Reverse Connection

The Cortex XDR – Analytics Reverse Connection alert indicates that an endpoint is performing successive connections in a manner that exceeds baseline expectations for the endpoint.


10 minutes.
14 days.
14 days.
10 minutes.
Traffic logs.
Lateral movement.
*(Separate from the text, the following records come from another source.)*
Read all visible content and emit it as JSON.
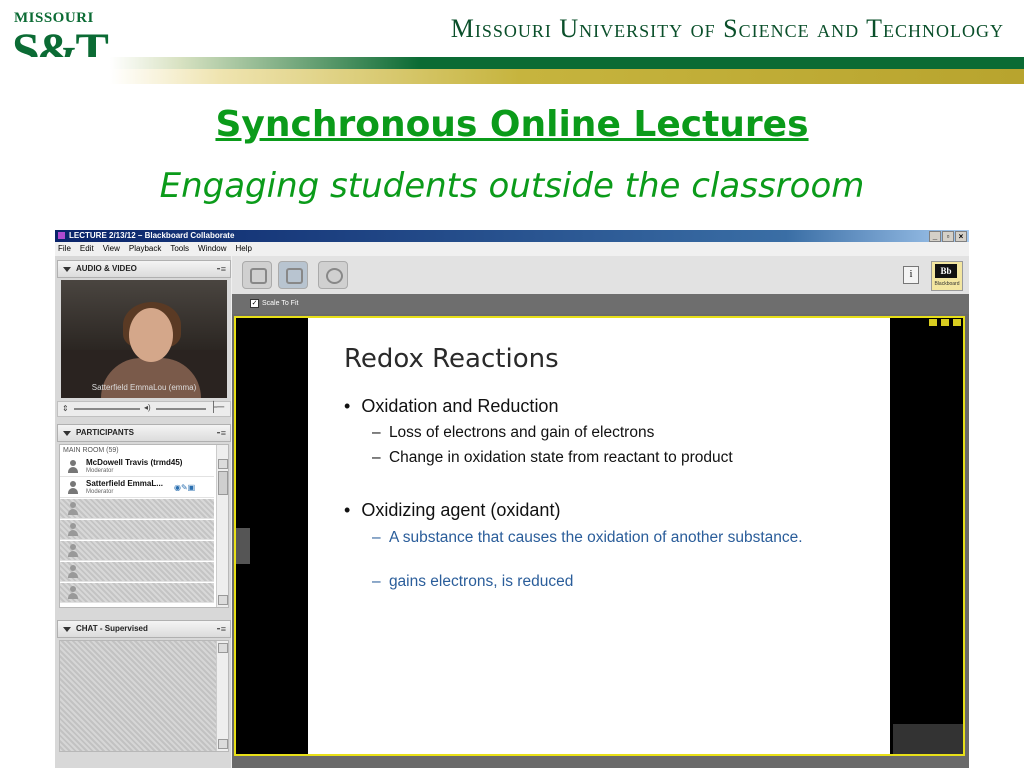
{
  "slide": {
    "logo_top": "MISSOURI",
    "logo_main": "S&T",
    "university": "Missouri University of Science and Technology",
    "title": "Synchronous Online Lectures",
    "subtitle": "Engaging students outside the classroom"
  },
  "colors": {
    "brand_green": "#0b6b34",
    "title_green": "#0b9b1a",
    "gold": "#c6b43e",
    "whiteboard_border": "#e8e018",
    "subpoint_blue": "#2a5d9a"
  },
  "app": {
    "window_title": "LECTURE 2/13/12 – Blackboard Collaborate",
    "window_buttons": [
      "_",
      "▫",
      "×"
    ],
    "menu": [
      "File",
      "Edit",
      "View",
      "Playback",
      "Tools",
      "Window",
      "Help"
    ],
    "audio_video": {
      "header": "AUDIO & VIDEO",
      "video_caption": "Satterfield EmmaLou (emma)"
    },
    "participants": {
      "header": "PARTICIPANTS",
      "room": "MAIN ROOM (59)",
      "people": [
        {
          "name": "McDowell Travis (trmd45)",
          "role": "Moderator"
        },
        {
          "name": "Satterfield EmmaL...",
          "role": "Moderator"
        }
      ]
    },
    "chat": {
      "header": "CHAT - Supervised"
    },
    "toolbar": {
      "info_label": "i",
      "bb_logo": "Bb",
      "bb_logo_sub": "Blackboard"
    },
    "scale_to_fit": "Scale To Fit",
    "scale_checked": "✓"
  },
  "whiteboard": {
    "heading": "Redox Reactions",
    "bullet1": "Oxidation and Reduction",
    "bullet1_subs": [
      "Loss of electrons and gain of electrons",
      "Change in oxidation state from reactant to product"
    ],
    "bullet2": "Oxidizing agent (oxidant)",
    "bullet2_subs": [
      "A substance that causes the oxidation of another substance.",
      "gains electrons, is reduced"
    ],
    "bullet_marker": "•",
    "sub_marker": "–"
  }
}
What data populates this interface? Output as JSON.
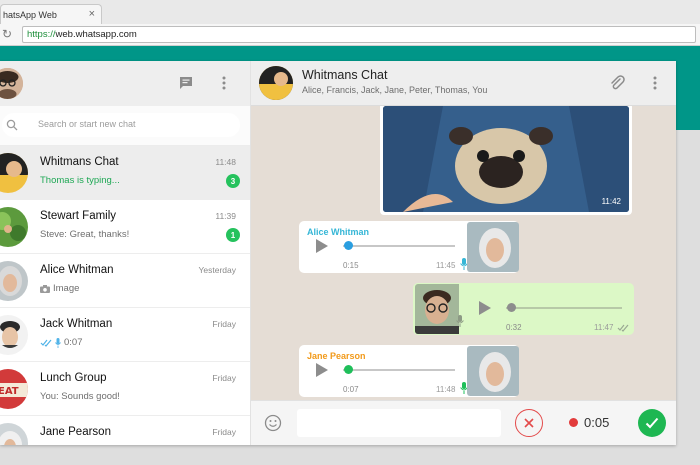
{
  "browser": {
    "tab_title": "hatsApp Web",
    "tab_close": "×",
    "url_scheme": "https://",
    "url_rest": "web.whatsapp.com"
  },
  "search": {
    "placeholder": "Search or start new chat"
  },
  "chats": [
    {
      "name": "Whitmans Chat",
      "time": "11:48",
      "preview": "Thomas is typing...",
      "badge": "3",
      "typing": true
    },
    {
      "name": "Stewart Family",
      "time": "11:39",
      "preview": "Steve: Great, thanks!",
      "badge": "1"
    },
    {
      "name": "Alice Whitman",
      "time": "Yesterday",
      "preview": "Image",
      "icon": "camera-icon"
    },
    {
      "name": "Jack Whitman",
      "time": "Friday",
      "preview": "0:07",
      "icon": "mic-icon"
    },
    {
      "name": "Lunch Group",
      "time": "Friday",
      "preview": "You: Sounds good!"
    },
    {
      "name": "Jane Pearson",
      "time": "Friday",
      "preview": ""
    }
  ],
  "conversation": {
    "title": "Whitmans Chat",
    "members": "Alice, Francis, Jack, Jane, Peter, Thomas, You"
  },
  "messages": {
    "image": {
      "time": "11:42"
    },
    "voice1": {
      "sender": "Alice Whitman",
      "duration": "0:15",
      "time": "11:45",
      "progress": 0.05
    },
    "voice2": {
      "duration": "0:32",
      "time": "11:47",
      "progress": 0.05
    },
    "voice3": {
      "sender": "Jane Pearson",
      "duration": "0:07",
      "time": "11:48",
      "progress": 0.05
    }
  },
  "composer": {
    "record_time": "0:05"
  },
  "colors": {
    "accent": "#009688",
    "badge": "#25c25d",
    "typing": "#1fa855",
    "sender_alice": "#35b6d6",
    "sender_jane": "#f29a1a",
    "play_dot_green": "#1fbf5a",
    "play_dot_blue": "#2a9ee0",
    "record_red": "#e23b3b"
  }
}
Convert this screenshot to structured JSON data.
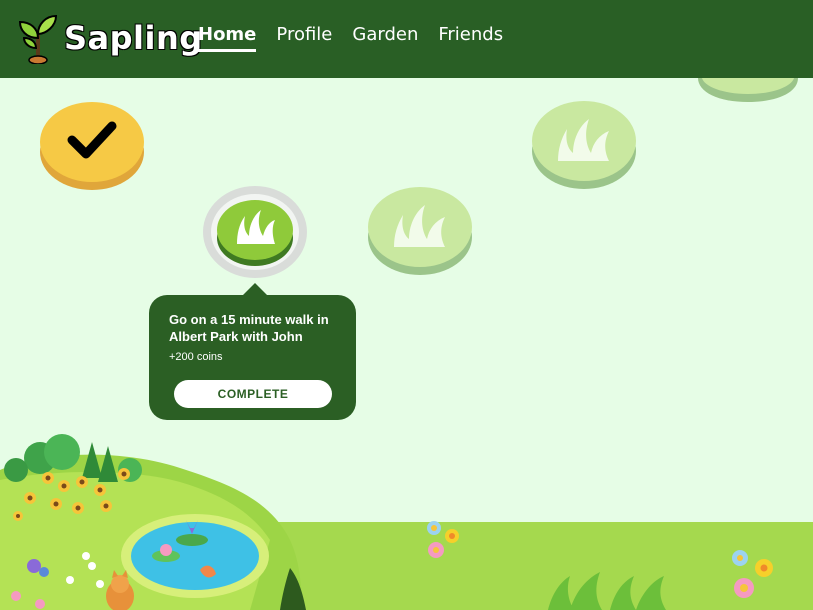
{
  "header": {
    "brand": "Sapling",
    "nav": [
      {
        "label": "Home",
        "active": true
      },
      {
        "label": "Profile",
        "active": false
      },
      {
        "label": "Garden",
        "active": false
      },
      {
        "label": "Friends",
        "active": false
      }
    ]
  },
  "path": {
    "nodes": [
      {
        "state": "completed",
        "icon": "checkmark-icon"
      },
      {
        "state": "current",
        "icon": "grass-icon"
      },
      {
        "state": "locked",
        "icon": "grass-icon"
      },
      {
        "state": "locked",
        "icon": "grass-icon"
      },
      {
        "state": "locked",
        "icon": "grass-icon"
      }
    ]
  },
  "tooltip": {
    "title": "Go on a 15 minute walk in Albert Park with John",
    "reward": "+200 coins",
    "button_label": "COMPLETE"
  },
  "colors": {
    "header_bg": "#295f25",
    "page_bg": "#e6fde6",
    "completed_node": "#f6c945",
    "current_node": "#8fca3a",
    "locked_node": "#c9e8a0",
    "ground": "#a5d94e"
  }
}
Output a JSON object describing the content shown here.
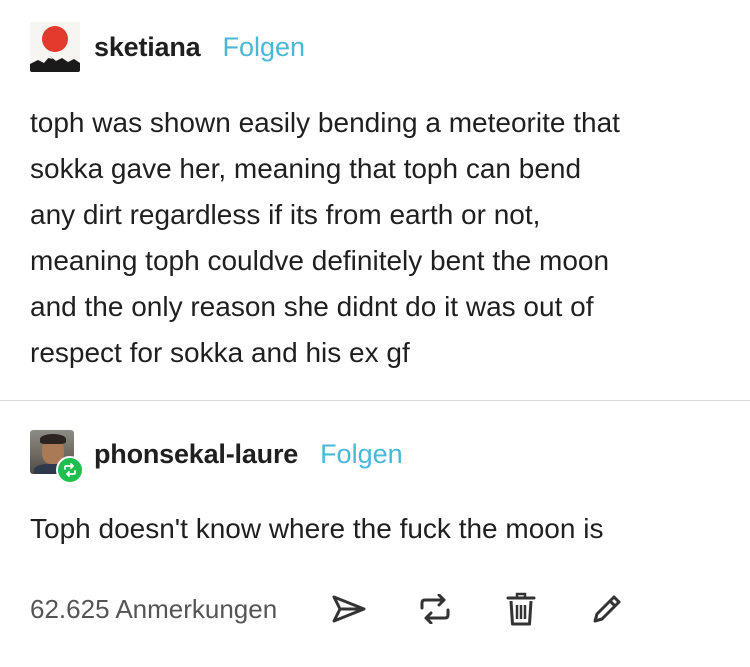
{
  "post": {
    "author": "sketiana",
    "follow_label": "Folgen",
    "body_lines": [
      "toph was shown easily bending a meteorite that",
      "sokka gave her, meaning that toph can bend",
      "any dirt regardless if its from earth or not,",
      "meaning toph couldve definitely bent the moon",
      "and the only reason she didnt do it was out of",
      "respect for sokka and his ex gf"
    ]
  },
  "reply": {
    "author": "phonsekal-laure",
    "follow_label": "Folgen",
    "body": "Toph doesn't know where the fuck the moon is"
  },
  "footer": {
    "notes_label": "62.625 Anmerkungen",
    "icons": [
      "share-icon",
      "reblog-icon",
      "delete-icon",
      "edit-icon"
    ]
  },
  "colors": {
    "follow": "#49b8d6",
    "reblog_badge": "#1fbf4f",
    "text": "#1f1f1f",
    "muted": "#555555"
  }
}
An endpoint is creating successive sessions within a short period of time. The connections are created from a source endpoint to a destination, and then from the destination back to the endpoint again. The sessions are also not related to legitimate services; such as active FTP servers, network management servers, or Microsoft SCCM servers; which are expected to routinely create overlapping sessions, or that make use of ports which are useful to exploits of this type.
The overlapping sessions could be symptomatic of reverse shells. To create the reverse shell, the attacker has caused the remote (victim) endpoint to create a shell back to the previously compromised endpoint that the attacker is using. The attacker can then execute commands on the victim endpoint using this reverse connection.
When creating reverse shells, an attacker will usually connect to the remote endpoint on a well known port in order to bypass firewall restrictions, and gain access using an exploit or stolen credentials (phase 1). They will then create a reverse connection from the remote endpoint to their endpoint (phase 2).
The port the attacker uses locally for phase 2 might be a well-known port due to firewall restrictions, but the port must be otherwise unused by the local endpoint. For this reason, the phase 2 port is usually an ephemeral port, a short-lived port somewhere between 1024 and 65535 that the operating system makes available when a program requests any available port. However, Cortex XDR – Analytics has detected that the destination port for both phases is not a port known to be used by various services that can mimic reverse shell behavior.
For phase 1, the attacker can use any network protocol to access the remote, victim endpoint, and so Cortex XDR – Analytics does not base its detection algorithms on the protocol in use here. Phase 2 will usually use TCP. In raising this alert, Cortex XDR – Analytics has specifically ensured that the phase 2 networking protocol is not a protocol used by various services that can mimic reverse shell behavior.
In addition to time overlap, server type, ports, and protocol, Cortex XDR – Analytics also examines the amount of data per connection, the historical usage of the ports for each connection, and how frequently the two endpoints in question have connected in the past.

Attacker's Goals

The attacker is expanding their reach into your network by executing commands on a remote endpoint over a reverse shell.

Investigative Actions

  • Examine Alert DetailsOverview to identify the source endpoint, source process, process owner, and destination endpoint.
  • Look at ProcessEndpoint Instances to identify the location of the source malware file, if any.

Related Documentation